The culvert that carried water beneath the drive is part of the water meadows scheme created by the 4th Duke of Portland in the early 19th century. His ideas were developed further in his larger scheme at Clipstone. The quality of the stonework is impressive. It gives an insight into the operation of the experimental flood meadows created by the 4th Duke of Portland where the land was levelled and channels dug to divert water onto the fields to improve the quality of the pasture. An indication of the complexity of the system is given by the quality of the stonework on the culvert that passes beneath the start of Hanger Hill Drive. The Duke later improved these methods for the Clipstone water meadows, gaining a considerable increase in productivity from his land by allowing livestock onto the pasture earlier in the year and by the animals providing manure which increased the fertility of the arable land.

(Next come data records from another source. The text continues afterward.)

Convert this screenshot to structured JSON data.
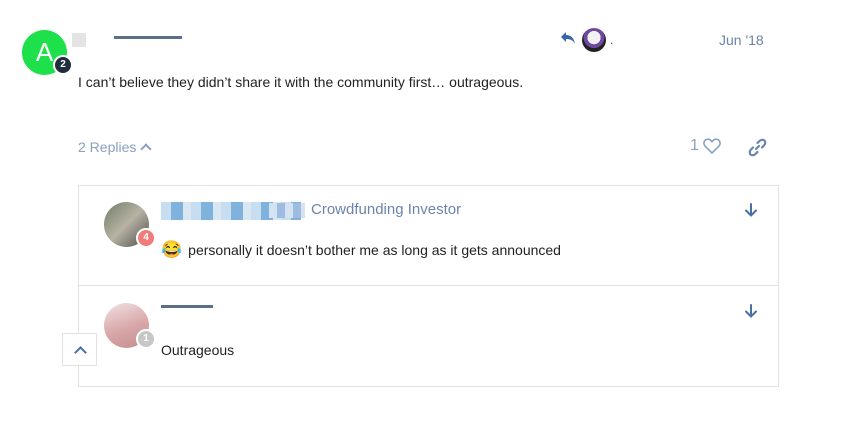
{
  "post": {
    "avatar_letter": "A",
    "avatar_badge": "2",
    "date": "Jun '18",
    "body": "I can’t believe they didn’t share it with the community first… outrageous.",
    "reply_dot": "."
  },
  "actions": {
    "replies_label": "2 Replies",
    "like_count": "1"
  },
  "replies": [
    {
      "badge": "4",
      "flair": "Crowdfunding Investor",
      "emoji": "😂",
      "text": "personally it doesn’t bother me as long as it gets announced"
    },
    {
      "badge": "1",
      "text": "Outrageous"
    }
  ],
  "colors": {
    "avatar_green": "#1ee04a",
    "link_blue": "#6a84ad",
    "muted_blue": "#8aa0c0",
    "badge_red": "#f17a7a"
  },
  "icons": [
    "reply-arrow-icon",
    "heart-icon",
    "link-icon",
    "arrow-down-icon",
    "chevron-up-icon"
  ]
}
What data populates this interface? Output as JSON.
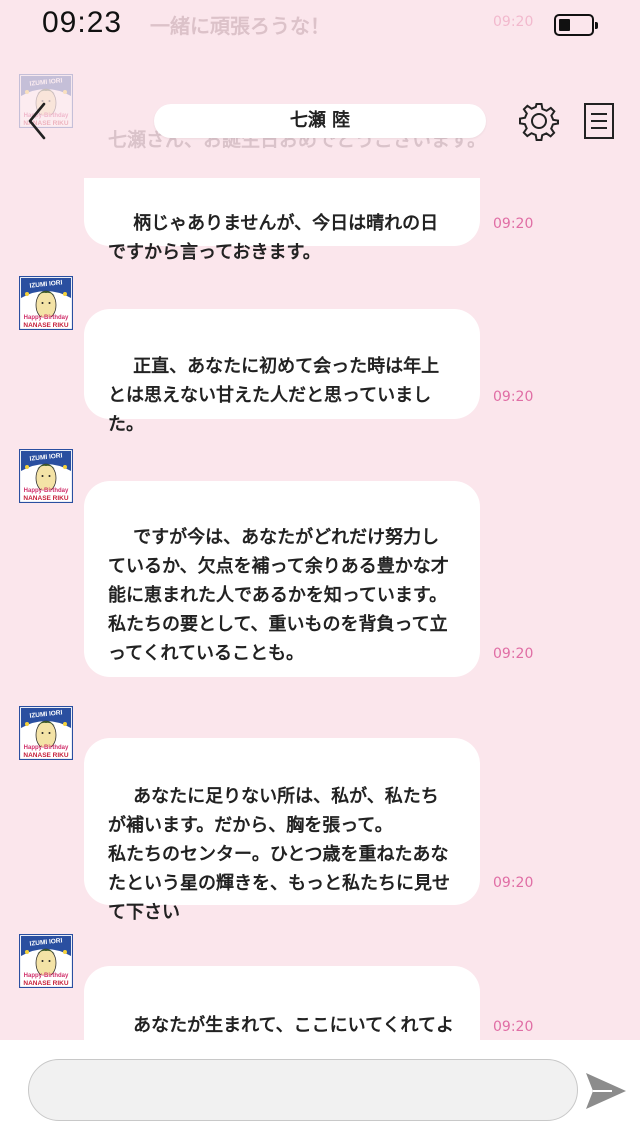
{
  "status_bar": {
    "time": "09:23",
    "battery_level": 0.35,
    "ghost_message": "一緒に頑張ろうな！",
    "ghost_time": "09:20"
  },
  "header": {
    "title": "七瀬 陸",
    "back_icon": "chevron-left-icon",
    "settings_icon": "gear-icon",
    "menu_icon": "document-menu-icon",
    "ghost_text": "七瀬さん、お誕生日おめでとうございます。"
  },
  "avatar": {
    "top_text": "IZUMI IORI",
    "bottom_text_1": "Happy-Birthday",
    "bottom_text_2": "NANASE RIKU"
  },
  "messages": [
    {
      "text": "柄じゃありませんが、今日は晴れの日ですから言っておきます。",
      "time": "09:20",
      "has_avatar": false
    },
    {
      "text": "正直、あなたに初めて会った時は年上とは思えない甘えた人だと思っていました。",
      "time": "09:20",
      "has_avatar": true
    },
    {
      "text": "ですが今は、あなたがどれだけ努力しているか、欠点を補って余りある豊かな才能に恵まれた人であるかを知っています。\n私たちの要として、重いものを背負って立ってくれていることも。",
      "time": "09:20",
      "has_avatar": true
    },
    {
      "text": "あなたに足りない所は、私が、私たちが補います。だから、胸を張って。\n私たちのセンター。ひとつ歳を重ねたあなたという星の輝きを、もっと私たちに見せて下さい",
      "time": "09:20",
      "has_avatar": true
    },
    {
      "text": "あなたが生まれて、ここにいてくれてよかった。",
      "time": "09:20",
      "has_avatar": true
    }
  ],
  "composer": {
    "input_value": "",
    "placeholder": "",
    "send_icon": "send-icon"
  },
  "colors": {
    "background": "#fbe6ec",
    "bubble": "#ffffff",
    "time": "#e06ea5",
    "avatar_border": "#2a4fa0"
  }
}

This circular earthwork is a World War II machine gun post providing protection for the ammunition dumps that where located in the woodlands both to the north and the south of this point.
Evidence of a Roman fort has been found in the cultivated field across the road. Cropmarks suggest a Roman temporary camp on the summit and slopes of an isolated hill on the north side of the valley of the River Meden. The site commands extensive views west and east along the valley, and also to the south and north where the ground slopes away more gradually. The camp is nearly rectangular, measuring about 160 metres by 200 metres. Other cropmarks in the vicinity comprise slight traces of a possible pre-Roman field system. (More information from English Heritage)
The Friends of Thynghowe
The Friends of Thynghowe was formed in 2005 with members from the villages of Edwinstowe, Clipstone and Warsop. We are interested in discovering more about the history and ecology of the part of the Forest of Birklands centred on Hanger Hill, formerly known as Thynghowe.
More information about Thynghowe, Birklands and our ongoing research can be viewed on our website www.thynghowe.org.uk